The American Beekeeping Federation  Bee


Wyoming ~ Honey

Honey is a sweet and viscous fluid produced by honeybees from the nectar of flowers. It is significantly sweeter than table sugar and has attractive chemical properties for baking. In many cultures, honey has associations that go far beyond its use as a food. In literature, religion and folk belief, honey is frequently a symbol or talisman for sweetness of every kind including its being considered as an aphrodisiac.

Loosely called “the nectar of Aphrodite”, honey is one of the most seductive foods in the world. Sticky, viscous, deliciously sweet, honey is as much a sensual experience as it is a delicious indulgence.

Honey Bee

Always store honey at room temperature away from excessive heat. Do not store honey in the refrigerator, as excessive cold will cause honey to crystallize. If honey should crystallize, place it in boiling water for 2-3 minutes until it returns to liquid. You can also microwave 1 cup of honey in a microwave safe container on high until crystals dissolve. Stir every 30 seconds. Honey darkens with age but will retain its flavor.
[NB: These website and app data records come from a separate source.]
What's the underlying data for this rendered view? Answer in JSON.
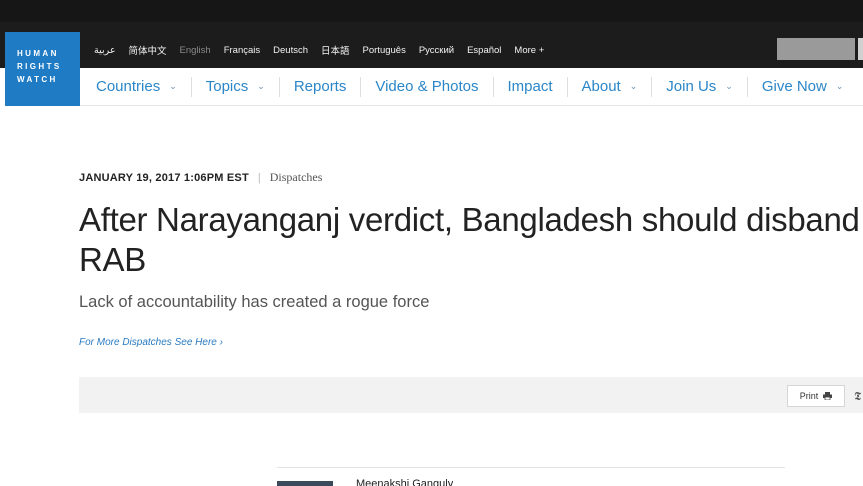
{
  "logo": {
    "lines": [
      "HUMAN",
      "RIGHTS",
      "WATCH"
    ]
  },
  "languages": [
    "عربية",
    "简体中文",
    "English",
    "Français",
    "Deutsch",
    "日本語",
    "Português",
    "Русский",
    "Español",
    "More +"
  ],
  "nav": [
    {
      "label": "Countries",
      "dropdown": true
    },
    {
      "label": "Topics",
      "dropdown": true
    },
    {
      "label": "Reports",
      "dropdown": false
    },
    {
      "label": "Video & Photos",
      "dropdown": false
    },
    {
      "label": "Impact",
      "dropdown": false
    },
    {
      "label": "About",
      "dropdown": true
    },
    {
      "label": "Join Us",
      "dropdown": true
    },
    {
      "label": "Give Now",
      "dropdown": true
    }
  ],
  "article": {
    "date": "JANUARY 19, 2017 1:06PM EST",
    "separator": "|",
    "category": "Dispatches",
    "headline": "After Narayanganj verdict, Bangladesh should disband RAB",
    "subtitle": "Lack of accountability has created a rogue force",
    "more_link": "For More Dispatches See Here ›"
  },
  "share": {
    "print_label": "Print",
    "print_icon": "printer-icon",
    "twitter_icon": "twitter-icon"
  },
  "author": {
    "name": "Meenakshi Ganguly"
  },
  "colors": {
    "brand_blue": "#1f7bc4",
    "link_blue": "#2a86c8",
    "dark_bar": "#1c1c1c"
  }
}
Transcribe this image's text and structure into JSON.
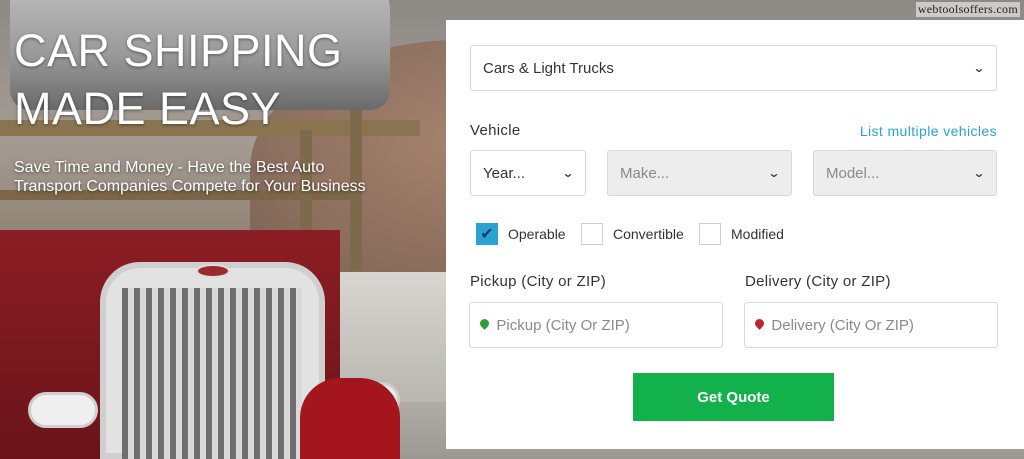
{
  "watermark": "webtoolsoffers.com",
  "hero": {
    "headline_line1": "CAR SHIPPING",
    "headline_line2": "MADE EASY",
    "subheadline": "Save Time and Money - Have the Best Auto Transport Companies Compete for Your Business"
  },
  "form": {
    "vehicle_type": {
      "selected": "Cars & Light Trucks"
    },
    "vehicle_label": "Vehicle",
    "multiple_link": "List multiple vehicles",
    "year": {
      "selected": "Year..."
    },
    "make": {
      "selected": "Make..."
    },
    "model": {
      "selected": "Model..."
    },
    "options": [
      {
        "label": "Operable",
        "checked": true
      },
      {
        "label": "Convertible",
        "checked": false
      },
      {
        "label": "Modified",
        "checked": false
      }
    ],
    "pickup": {
      "label": "Pickup (City or ZIP)",
      "placeholder": "Pickup (City Or ZIP)"
    },
    "delivery": {
      "label": "Delivery (City or ZIP)",
      "placeholder": "Delivery (City Or ZIP)"
    },
    "submit_label": "Get Quote"
  },
  "colors": {
    "accent": "#2aa3d3",
    "cta": "#12b14b",
    "pickup_pin": "#2e9e3a",
    "delivery_pin": "#c0232b"
  },
  "icons": {
    "dropdown": "chevron-down-icon",
    "checkbox_checked": "checkmark-icon",
    "pickup": "map-pin-icon",
    "delivery": "map-pin-icon"
  }
}
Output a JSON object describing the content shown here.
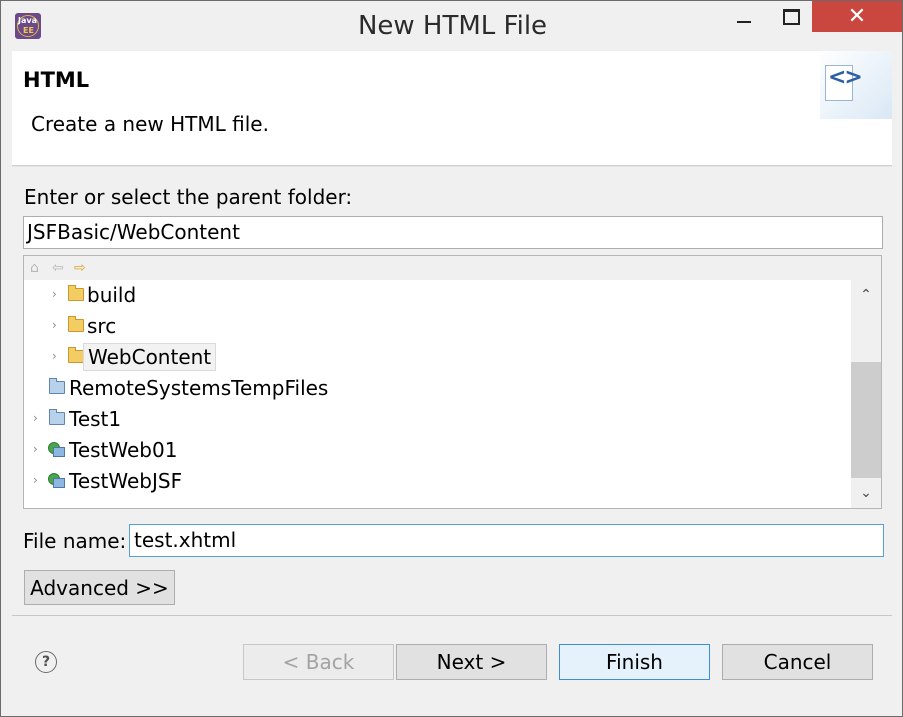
{
  "window": {
    "title": "New HTML File",
    "app_icon": "java-ee-perspective-icon",
    "close_glyph": "✕"
  },
  "header": {
    "title": "HTML",
    "description": "Create a new HTML file.",
    "banner_icon": "html-file-icon"
  },
  "parent_folder": {
    "label": "Enter or select the parent folder:",
    "value": "JSFBasic/WebContent"
  },
  "tree": {
    "toolbar_icons": [
      "home-icon",
      "back-arrow-icon",
      "forward-arrow-icon"
    ],
    "items": [
      {
        "label": "build",
        "icon": "folder-icon",
        "expandable": true,
        "selected": false
      },
      {
        "label": "src",
        "icon": "folder-icon",
        "expandable": true,
        "selected": false
      },
      {
        "label": "WebContent",
        "icon": "folder-icon",
        "expandable": true,
        "selected": true
      },
      {
        "label": "RemoteSystemsTempFiles",
        "icon": "project-folder-icon",
        "expandable": false,
        "selected": false
      },
      {
        "label": "Test1",
        "icon": "project-folder-icon",
        "expandable": true,
        "selected": false
      },
      {
        "label": "TestWeb01",
        "icon": "web-project-icon",
        "expandable": true,
        "selected": false
      },
      {
        "label": "TestWebJSF",
        "icon": "web-project-icon",
        "expandable": true,
        "selected": false
      }
    ],
    "scrollbar": {
      "up_glyph": "⌃",
      "down_glyph": "⌄"
    }
  },
  "file_name": {
    "label": "File name:",
    "value": "test.xhtml"
  },
  "buttons": {
    "advanced": "Advanced >>",
    "help_glyph": "?",
    "back": "< Back",
    "next": "Next >",
    "finish": "Finish",
    "cancel": "Cancel"
  },
  "colors": {
    "close_button": "#c9473f",
    "focus_border": "#3c8ed6",
    "folder": "#f3cd63"
  }
}
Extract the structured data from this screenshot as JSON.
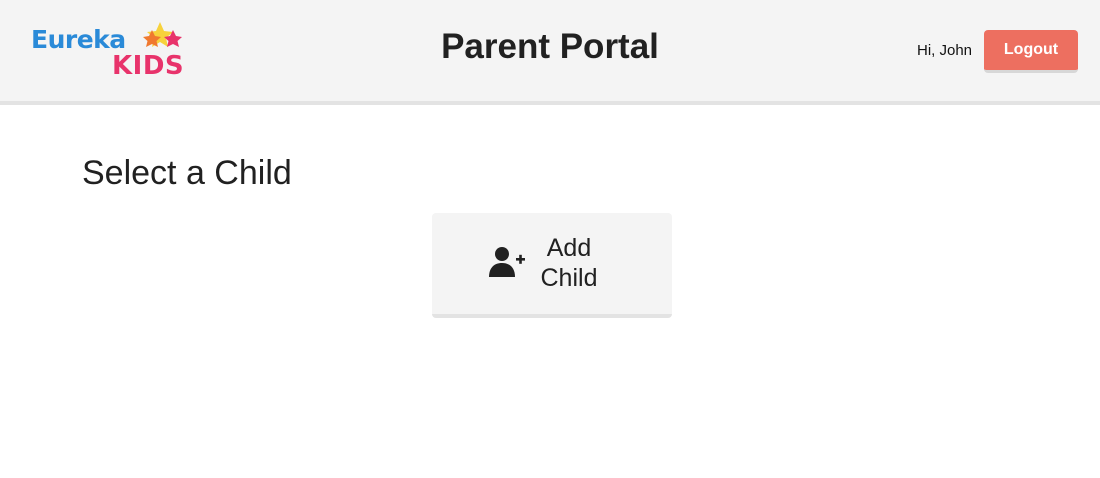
{
  "brand": {
    "logo_top": "Eureka",
    "logo_bottom": "KIDS",
    "colors": {
      "blue": "#2a8ad8",
      "pink": "#e8336b",
      "star_yellow": "#f7d23c",
      "star_orange": "#f0792f",
      "star_red": "#e8336b"
    }
  },
  "header": {
    "title": "Parent Portal",
    "greeting": "Hi, John",
    "logout_label": "Logout",
    "logout_color": "#ed6f60"
  },
  "main": {
    "section_title": "Select a Child",
    "add_child": {
      "label": "Add Child",
      "icon": "user-plus-icon"
    }
  }
}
Historically, many medicines in Egyptian times were based on honey including cures for sterility and impotence. Also, medieval seducers plied their partners with Mead, a fermented drink made from honey. Lovers on their "Honeymoon" drank mead and it was thought to "sweeten" the marriage.
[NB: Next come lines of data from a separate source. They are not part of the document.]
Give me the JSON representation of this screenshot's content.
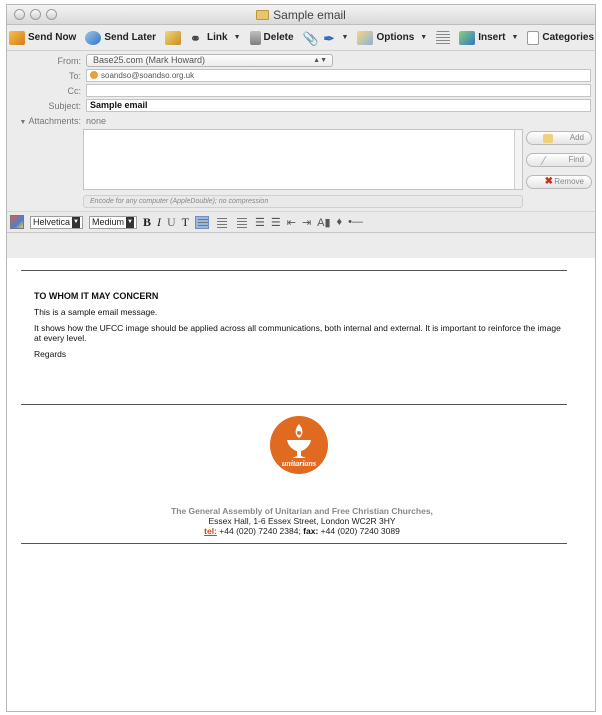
{
  "window": {
    "title": "Sample email"
  },
  "toolbar": {
    "send_now": "Send Now",
    "send_later": "Send Later",
    "link": "Link",
    "delete": "Delete",
    "options": "Options",
    "insert": "Insert",
    "categories": "Categories"
  },
  "headers": {
    "from_label": "From:",
    "from_value": "Base25.com (Mark Howard)",
    "to_label": "To:",
    "to_value": "soandso@soandso.org.uk",
    "cc_label": "Cc:",
    "subject_label": "Subject:",
    "subject_value": "Sample email",
    "attachments_label": "Attachments:",
    "attachments_value": "none",
    "encode_text": "Encode for any computer (AppleDouble); no compression"
  },
  "attach_buttons": {
    "add": "Add",
    "find": "Find",
    "remove": "Remove"
  },
  "format": {
    "font": "Helvetica",
    "size": "Medium",
    "bold": "B",
    "italic": "I",
    "underline": "U",
    "text": "T"
  },
  "message": {
    "heading": "TO WHOM IT MAY CONCERN",
    "line1": "This is a sample email message.",
    "line2": "It shows how the UFCC image should be applied across all communications, both internal and external. It is important to reinforce the image at every level.",
    "signoff": "Regards"
  },
  "logo": {
    "label": "unitarians"
  },
  "footer": {
    "org": "The General Assembly of Unitarian and Free Christian Churches,",
    "address": "Essex Hall, 1-6 Essex Street, London WC2R 3HY",
    "tel_label": "tel:",
    "tel_value": " +44 (020) 7240 2384; ",
    "fax_label": "fax:",
    "fax_value": " +44 (020) 7240 3089"
  },
  "colors": {
    "accent_orange": "#e06a1f",
    "selected_align": "#9cb7dc"
  }
}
Raw honey also contains enzymes that help in its digestion, several vitamins and antioxidants; the reason, perhaps, why it is considered to have an aphrodisiac effect.

Honey has also been known to have medical properties. For around 2000 years, honey has been used to treat a variety of ailments through topical application, though it was not until modern times that the cause of infection was understood. Now, has shown that the folk remedy of using honey to treat wounds has a scientific explanation: it acts as an antiseptic/antibacterial agent. As an antimicrobial agent honey has potential for treating a variety of ailments. Antibacterial properties of honey are the result of the low water activity causing osmosis, hydrogen peroxide effect, and high acidity.
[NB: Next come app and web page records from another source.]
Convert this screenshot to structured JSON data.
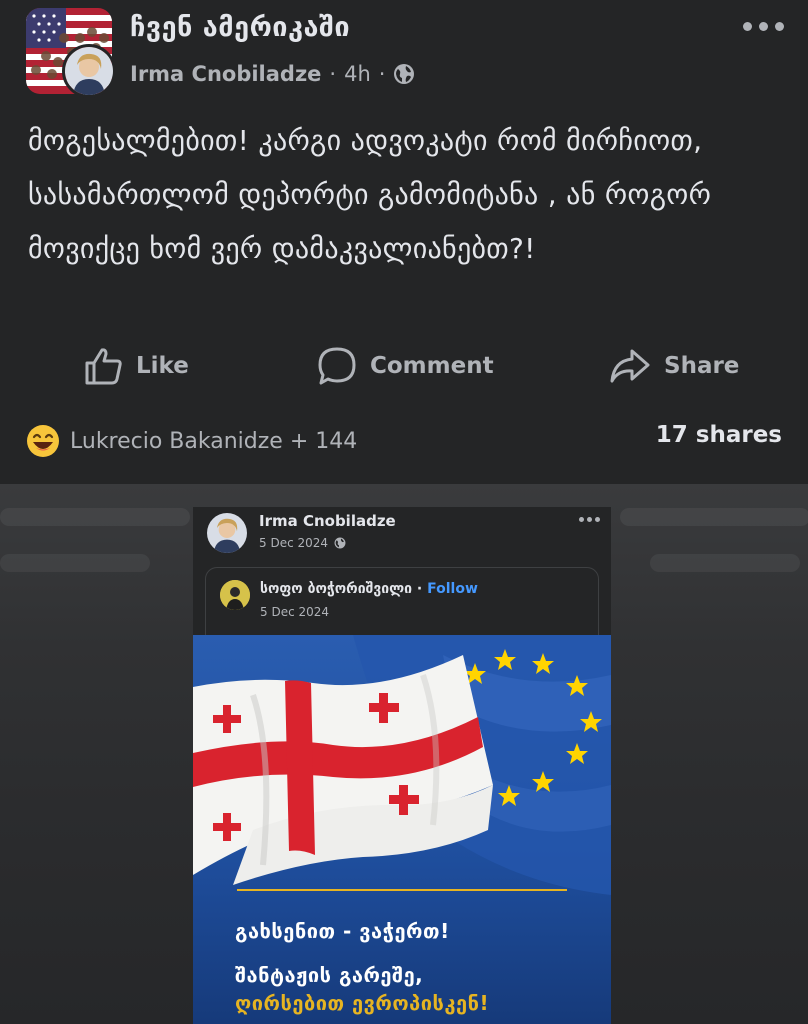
{
  "post": {
    "group_name": "ჩვენ ამერიკაში",
    "author": "Irma Cnobiladze",
    "separator": "·",
    "time": "4h",
    "text": "მოგესალმებით!  კარგი ადვოკატი რომ მირჩიოთ,  სასამართლომ დეპორტი გამომიტანა , ან როგორ მოვიქცე ხომ ვერ დამაკვალიანებთ?!"
  },
  "actions": {
    "like": "Like",
    "comment": "Comment",
    "share": "Share"
  },
  "footer": {
    "reactions_text": "Lukrecio Bakanidze + 144",
    "shares_text": "17 shares"
  },
  "embedded": {
    "author": "Irma Cnobiladze",
    "date": "5 Dec 2024",
    "shared": {
      "name": "სოფო ბოჭორიშვილი",
      "separator": "·",
      "follow": "Follow",
      "date": "5 Dec 2024"
    },
    "banner": {
      "line1": "გახსენით - ვაჭერთ!",
      "line2": "შანტაჟის გარეშე,",
      "line3": "ღირსებით ევროპისკენ!"
    }
  },
  "colors": {
    "background": "#242526",
    "text_primary": "#e4e6eb",
    "text_secondary": "#b0b3b8",
    "link_blue": "#4599ff",
    "eu_blue": "#1e4c97",
    "gold": "#e6b422",
    "flag_red": "#d9232e"
  },
  "icons": {
    "more": "more-dots-icon",
    "privacy": "globe-icon",
    "like": "thumbs-up-icon",
    "comment": "comment-bubble-icon",
    "share": "share-arrow-icon",
    "reaction": "laughing-emoji-icon"
  }
}
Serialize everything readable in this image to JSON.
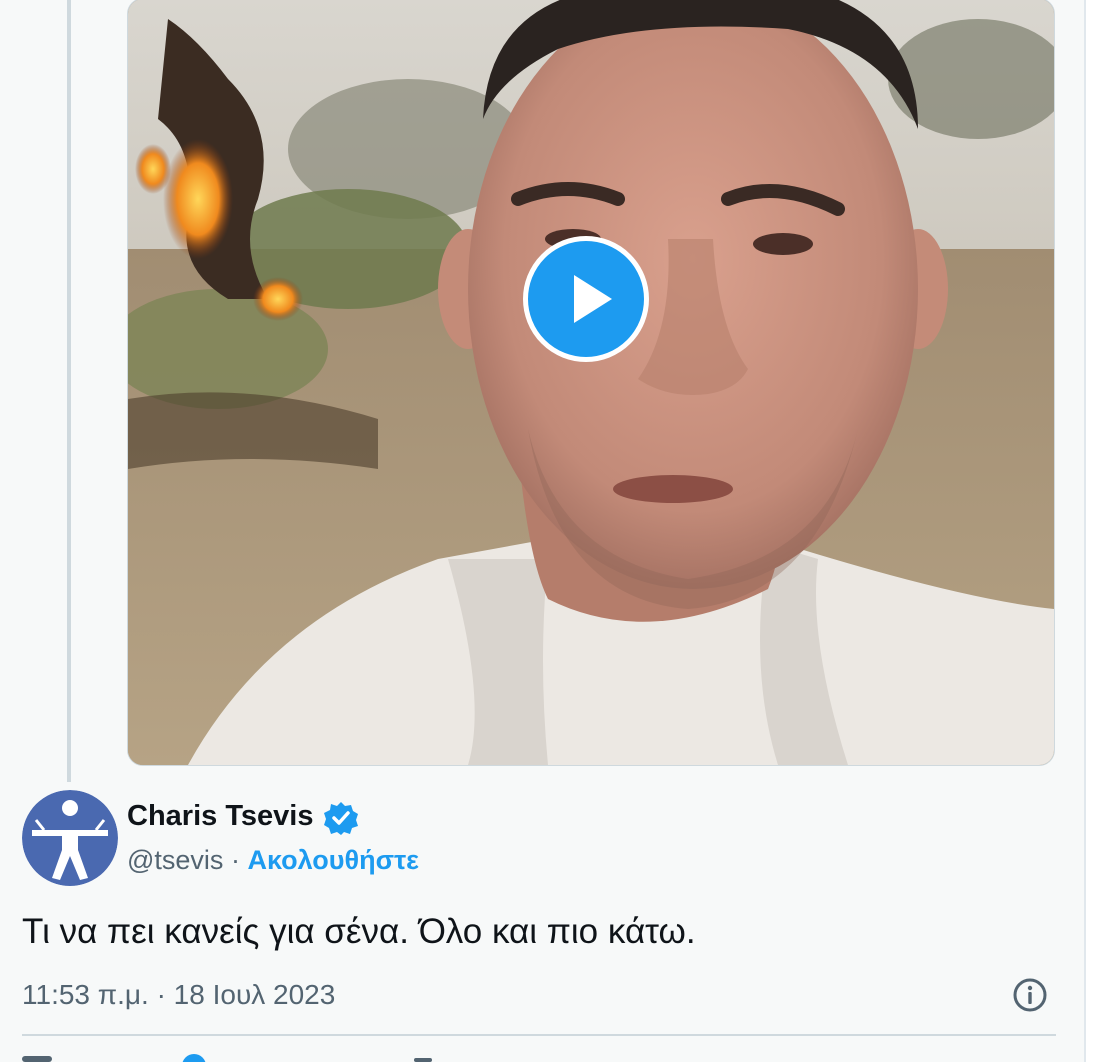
{
  "video": {
    "play_label": "Play video"
  },
  "author": {
    "name": "Charis Tsevis",
    "handle": "@tsevis",
    "separator": "·",
    "follow_label": "Ακολουθήστε",
    "verified": true
  },
  "tweet": {
    "text": "Τι να πει κανείς για σένα. Όλο και πιο κάτω.",
    "time": "11:53 π.μ.",
    "date_separator": "·",
    "date": "18 Ιουλ 2023"
  },
  "icons": {
    "verified": "verified-badge-icon",
    "info": "info-icon",
    "play": "play-icon"
  },
  "colors": {
    "accent": "#1d9bf0",
    "text": "#0f1419",
    "muted": "#536471",
    "avatar_bg": "#4a69b0"
  }
}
The National Honey Board

this domain for sale ~ contact ~ wh at